NORWALK, Conn. — It is time to take an active role in managing Metro-North as a regional resource. It is clear from recent events that a more comprehensive approach is required. No sooner do we move forward with an infrastructure improvement — $10 million to replace at-risk transformers in Cos Cob — than we get word of failure of another part of the system. There has been a steady stream of news about railroad crossing accidents, weather-related delays, ancient drawbridges that get stuck, derailments, and now, at least two reports criticizing the agency for failing in its most basic obligations to its customers. The string of incidents range from absurd, to disturbing, to tragic.
The absurd: Last year, technicians pulled the wrong plug, killing power to computers that control train signals from Grand Central Terminal. Fifty trains came to a stop and their riders were stuck in the cars or at stations for two hours before the railroad slowly restored rail traffic operations. The highly touted new M8 rail cars are getting far less mileage between breakdowns than expected, leading to crowded conditions as cars are taken out of service for repair.
The disturbing: Last winter, a train full of commuters was stranded without power or heat for over two hours near Westport, while switch problems delayed a train that had been dispatched to rescue them. Service was disrupted for over a week when the agency took a substation offline for a large maintenance project, only to have the feeder cable fail to the backup substation.
The tragic: A commuter train derailed near Fairfield and side-swiped a train traveling in the opposite direction, injuring dozens of passengers. Four riders were killed in a derailment caused by a train traveling at 80 mph around a 30 mph curve. Preventable track worker deaths occurred in two separate incidents in the last year alone.

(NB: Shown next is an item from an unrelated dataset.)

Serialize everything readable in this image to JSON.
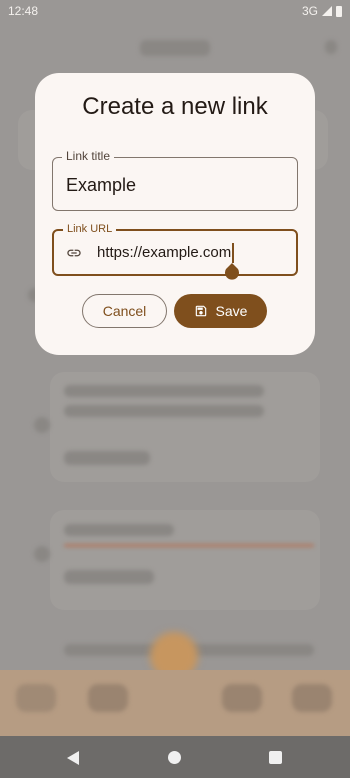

Connecticut owns the tracks, trains, the overhead lines and the stations. Metro-North is a contractor that is operating the railroad on our behalf. The contract between Metro-North and Connecticut’s Department of Transportation should impose specific performance standards on Metro-North, and should include ongoing reporting and monitoring of performance. As a state representative, I will work to add performance and safety evaluations to the contract and bring transparency to reporting so commuters can judge for themselves how well Metro-North is doing.
We must also take a hard look at investing in the infrastructure. Commuters already pay almost 60 percent of the operating costs of the railroad through fare collections, the highest contribution in the country, which is why we must make the best use of federal transportation funds, such as the $349 million the state is currently seeking to replace the century-old railroad swing bridge in Norwalk and $245 million to modernize the communication system. Prioritizing these investments with a long-term regional plan will allow us to spend limited funds in ways that will have the most impact on improving safety, service and economic vitality throughout the system, and will make Metro-North a byword for efficiency.
Metro-North is a vital part of our regional economic health, and until recently, had an enviable safety record. Much of what has gone wrong can be put right. With a comprehensive approach to transportation planning in the region, the railroad can regain its former reputation as a safe and efficient transport system and support economic development. It could, and should, help lure businesses to Connecticut, and become a central part of the planning and development for destination cities and towns along the system. Stations can be embassies for local tourism and opportunities for thriving commerce and community.
Former Norwalk Town Clerk Andy Garfunkel is a Democratic candidate for the state House of Representatives in the 142nd District.